When attaching an electronic device to a heat sink or heat spreader, it is critical to create good thermal contact to avoid high contact thermal resistances. To do so, thermal interface materials (TIMs) are often applied as intermediate layers between surfaces to improve the thermal pathway from where the heat is generated to where it’s rejected. Here, we’ll discuss the baseline thermal considerations of using TIMs, and why they start to become limiting at high power densities.
During attachment of a device and a heat sink, tiny pockets of air often get trapped due to the inherent roughness of each surface at the microscale. Since air has a low thermal conductivity (~0.0002W/cm-K), the tiny air pockets serve as an insulating layer, thereby inducing a large resistance for heat to flow from one surface to the next. To remedy this, TIMs are applied when mating surfaces. The goal is to fill those tiny pockets with something that has a higher conductivity than air to minimize the resistance for heat to flow. This is illustrated in the standard thermal stackup shown below:
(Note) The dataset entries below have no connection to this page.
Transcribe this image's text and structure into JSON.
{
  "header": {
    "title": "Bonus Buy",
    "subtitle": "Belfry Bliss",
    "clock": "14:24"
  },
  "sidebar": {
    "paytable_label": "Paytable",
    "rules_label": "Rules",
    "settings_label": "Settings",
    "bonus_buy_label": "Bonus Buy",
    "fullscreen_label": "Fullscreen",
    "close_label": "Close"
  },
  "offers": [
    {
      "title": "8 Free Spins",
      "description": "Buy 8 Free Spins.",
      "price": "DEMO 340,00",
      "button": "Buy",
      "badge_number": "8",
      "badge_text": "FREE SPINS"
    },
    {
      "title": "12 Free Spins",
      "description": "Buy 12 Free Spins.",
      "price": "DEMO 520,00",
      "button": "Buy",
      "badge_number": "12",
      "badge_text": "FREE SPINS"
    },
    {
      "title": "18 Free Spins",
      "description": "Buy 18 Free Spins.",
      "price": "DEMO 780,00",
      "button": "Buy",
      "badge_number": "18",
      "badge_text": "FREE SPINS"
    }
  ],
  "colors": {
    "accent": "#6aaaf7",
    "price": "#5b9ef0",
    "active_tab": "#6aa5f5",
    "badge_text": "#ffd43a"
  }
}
However, even though TIMs allow much improved conduction between surfaces compared to air voids, they are not highly conductive overall. TIMs often have thermal conductivity values between 0.01-0.1W/cm-K, which are typically over 50x lower compared to the conductive metals that make up heat sinks, like copper at 4W/cm-K.
To quantify how this affects thermal resistance, we will look at the thermal resistance of a TIM per unit area, which can be quantified based on its thermal conductivity and thickness. Assuming perfect coverage and negligible contact resistance, a TIM with thickness of 0.1mm and thermal conductivity of 0.1W/cm-K results in:
To visualize the effect of the TIM at varying power levels, we can plot the temperature drop across the TIM as a function of device power density:
As shown in the semi log plot, for low power densities ~10W/cm^2, the effect of the TIM is negligible with only a ~1°C drop across the interface. However, in the case of a higher power density device, say around 500W/cm^2, the TIM can eat up over 50°C. Such a large drop across the TIM layer makes it very difficult to keep devices under their maximum allowable temperatures!
While there continues to be extensive research into new TIM materials and methodologies, even the most advanced TIMs are becoming prohibitive in high power density applications due to their limited thermal conductivity. Therefore, a different paradigm may be required to effectively cool high power density devices.
As one possible option, the figure below displays an instantiation of JetCool technology, where an ultra-high heat transfer coefficient fluid flow impinges directly on the electronic device. In this stackup, no TIMs or heat spreaders separate the fluid from the device, removing multiple layers of thermal resistance from the standard thermal stackup. This can be done at various stages of integration- whether at the package level as shown, or even down to the die level to bring the cooling as local to the heat generation as possible.
By bringing the fluid directly to the device surface, the thermal resistance of the TIM is removed, and the full device-fluid temperature difference can be utilized to remove heat. With typical device-fluid temperature differences between 25-150°C, heat transfer enhancements over 50% are not uncommon for power densities >500W/cm2 by obviating the TIM.
In summary, while TIMs offer a great solution to minimize contact resistance for many moderately powered devices, they are reaching their limits with an emerging class of electronics with high power density. Short of developments in TIMs that increase thermal conductivity by an order of magnitude or more, the newest class of high power density devices will benefit from new thermal architectures that bypass the TIMs and bring fluid directly to device surfaces.